Vattenfall's Board of Directors on Monday endorsed Vattenfall's share of an agreement reached between the German Ministry of Economy and lignite operators to reduce lignite power capacity by 2,700 MW until 2020 – as part of Germany's climate protection action programme.
Within this framework, Vattenfall agrees to phase out two units (F and E) of its Jänschwalde lignite power plant as of October 2018 and October 2019. The units have an installed capacity of 500 MW each and will remain in standby mode before complete shut-down in 2022/2023.
The closure of the two units corresponds to a reduction of 8 million tonnes of CO2-emissions for Vattenfall's production portfolio.
According to the agreement plant operators will be compensated for the stand-by availability, amounting in total for all operators to approximately EUR 230 million per year over seven years.

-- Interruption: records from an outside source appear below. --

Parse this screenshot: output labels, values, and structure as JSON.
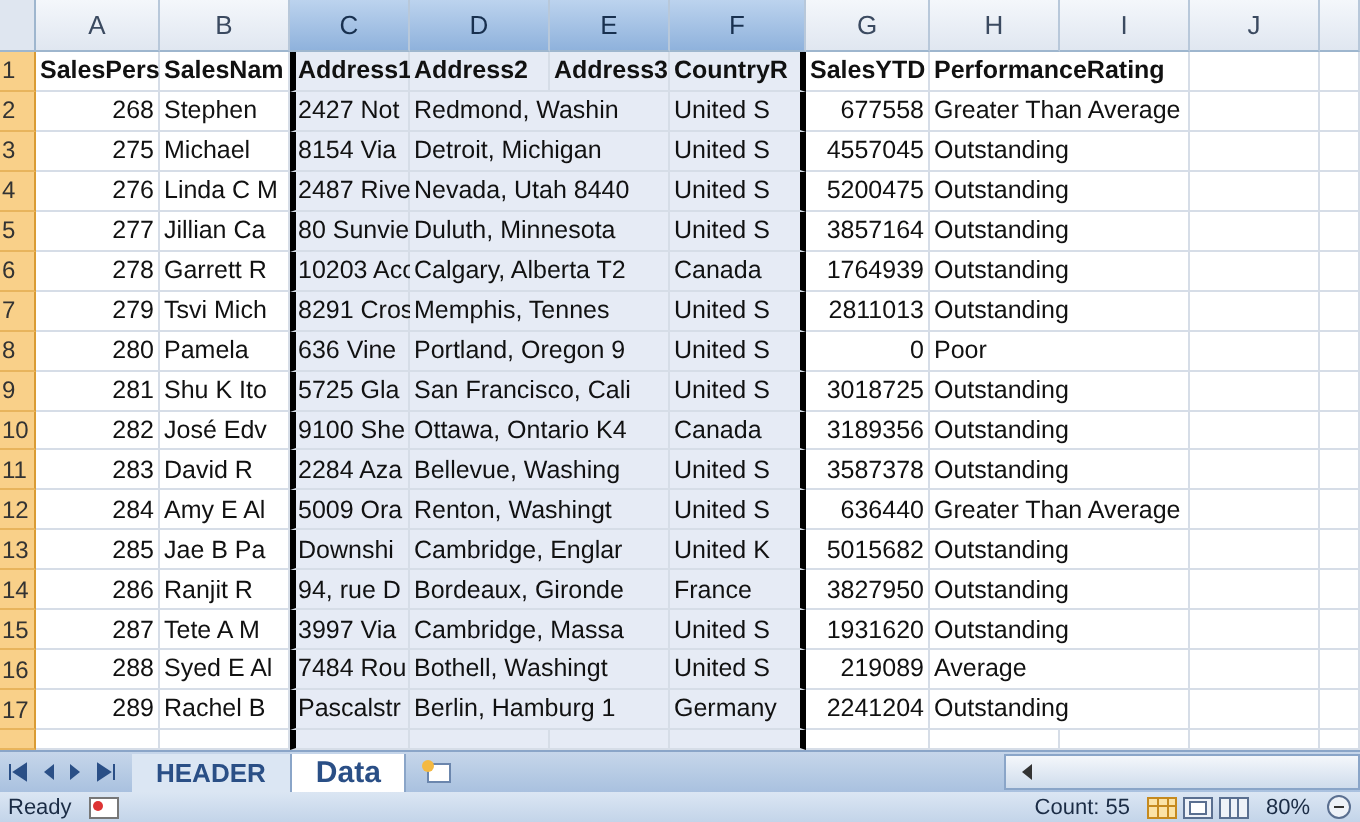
{
  "columns": [
    {
      "letter": "A",
      "selected": false
    },
    {
      "letter": "B",
      "selected": false
    },
    {
      "letter": "C",
      "selected": true
    },
    {
      "letter": "D",
      "selected": true
    },
    {
      "letter": "E",
      "selected": true
    },
    {
      "letter": "F",
      "selected": true
    },
    {
      "letter": "G",
      "selected": false
    },
    {
      "letter": "H",
      "selected": false
    },
    {
      "letter": "I",
      "selected": false
    },
    {
      "letter": "J",
      "selected": false
    }
  ],
  "rows": [
    {
      "number": "1",
      "kind": "header",
      "a": "SalesPers",
      "b": "SalesNam",
      "c": "Address1",
      "d": "Address2",
      "e": "Address3",
      "f": "CountryR",
      "g": "SalesYTD",
      "h": "PerformanceRating"
    },
    {
      "number": "2",
      "kind": "data",
      "a": "268",
      "b": "Stephen",
      "c": "2427 Not",
      "d": "Redmond, Washin",
      "f": "United S",
      "g": "677558",
      "h": "Greater Than Average"
    },
    {
      "number": "3",
      "kind": "data",
      "a": "275",
      "b": "Michael",
      "c": "8154 Via",
      "d": "Detroit, Michigan",
      "f": "United S",
      "g": "4557045",
      "h": "Outstanding"
    },
    {
      "number": "4",
      "kind": "data",
      "a": "276",
      "b": "Linda C M",
      "c": "2487 Rive",
      "d": "Nevada, Utah 8440",
      "f": "United S",
      "g": "5200475",
      "h": "Outstanding"
    },
    {
      "number": "5",
      "kind": "data",
      "a": "277",
      "b": "Jillian Ca",
      "c": "80 Sunvie",
      "d": "Duluth, Minnesota",
      "f": "United S",
      "g": "3857164",
      "h": "Outstanding"
    },
    {
      "number": "6",
      "kind": "data",
      "a": "278",
      "b": "Garrett R",
      "c": "10203 Acc",
      "d": "Calgary, Alberta T2",
      "f": "Canada",
      "g": "1764939",
      "h": "Outstanding"
    },
    {
      "number": "7",
      "kind": "data",
      "a": "279",
      "b": "Tsvi Mich",
      "c": "8291 Cros",
      "d": "Memphis, Tennes",
      "f": "United S",
      "g": "2811013",
      "h": "Outstanding"
    },
    {
      "number": "8",
      "kind": "data",
      "a": "280",
      "b": "Pamela",
      "c": "636 Vine",
      "d": "Portland, Oregon 9",
      "f": "United S",
      "g": "0",
      "h": "Poor"
    },
    {
      "number": "9",
      "kind": "data",
      "a": "281",
      "b": "Shu K Ito",
      "c": "5725 Gla",
      "d": "San Francisco, Cali",
      "f": "United S",
      "g": "3018725",
      "h": "Outstanding"
    },
    {
      "number": "10",
      "kind": "data",
      "a": "282",
      "b": "José Edv",
      "c": "9100 She",
      "d": "Ottawa, Ontario K4",
      "f": "Canada",
      "g": "3189356",
      "h": "Outstanding"
    },
    {
      "number": "11",
      "kind": "data",
      "a": "283",
      "b": "David R",
      "c": "2284 Aza",
      "d": "Bellevue, Washing",
      "f": "United S",
      "g": "3587378",
      "h": "Outstanding"
    },
    {
      "number": "12",
      "kind": "data",
      "a": "284",
      "b": "Amy E Al",
      "c": "5009 Ora",
      "d": "Renton, Washingt",
      "f": "United S",
      "g": "636440",
      "h": "Greater Than Average"
    },
    {
      "number": "13",
      "kind": "data",
      "a": "285",
      "b": "Jae B Pa",
      "c": "Downshi",
      "d": "Cambridge, Englar",
      "f": "United K",
      "g": "5015682",
      "h": "Outstanding"
    },
    {
      "number": "14",
      "kind": "data",
      "a": "286",
      "b": "Ranjit R",
      "c": "94, rue D",
      "d": "Bordeaux, Gironde",
      "f": "France",
      "g": "3827950",
      "h": "Outstanding"
    },
    {
      "number": "15",
      "kind": "data",
      "a": "287",
      "b": "Tete A M",
      "c": "3997 Via",
      "d": "Cambridge, Massa",
      "f": "United S",
      "g": "1931620",
      "h": "Outstanding"
    },
    {
      "number": "16",
      "kind": "data",
      "a": "288",
      "b": "Syed E Al",
      "c": "7484 Rou",
      "d": "Bothell, Washingt",
      "f": "United S",
      "g": "219089",
      "h": "Average"
    },
    {
      "number": "17",
      "kind": "data",
      "a": "289",
      "b": "Rachel B",
      "c": "Pascalstr",
      "d": "Berlin, Hamburg 1",
      "f": "Germany",
      "g": "2241204",
      "h": "Outstanding"
    }
  ],
  "sheet_tabs": [
    {
      "label": "HEADER",
      "selected": false
    },
    {
      "label": "Data",
      "selected": true
    }
  ],
  "status_bar": {
    "mode": "Ready",
    "count": "Count: 55",
    "zoom": "80%"
  }
}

"Closing down the plants will be a clear contribution to Germany achieving its climate target. The agreement also addresses the concern for security of supply and provides more certainty for the conditions of the remaining lignite business in Lusatia. This is important also for the divestment process", says Magnus Hall, Vattenfall's President and CEO.
The compensation scheme will be determined by law and implementing measures are expected to be decided in November. The final legal framework is expected at the end of the second quarter 2016 and will be subject to the approval of the German Parliament and relevant competition authorities.
Questions from media and analysts will be answered by Vattenfall's president and CEO Magnus Hall and CFO Ingrid Bonde at the press conference on Tuesday October 27 commencing at 10.30 CET in conjunction with the presentation of Vattenfall's 2015 January-September results.
Vattenfall discloses this information pursuant to the Swedish Securities Market Act
For more information please contact Vattenfall's press office, telephone: +46 8 739 5010.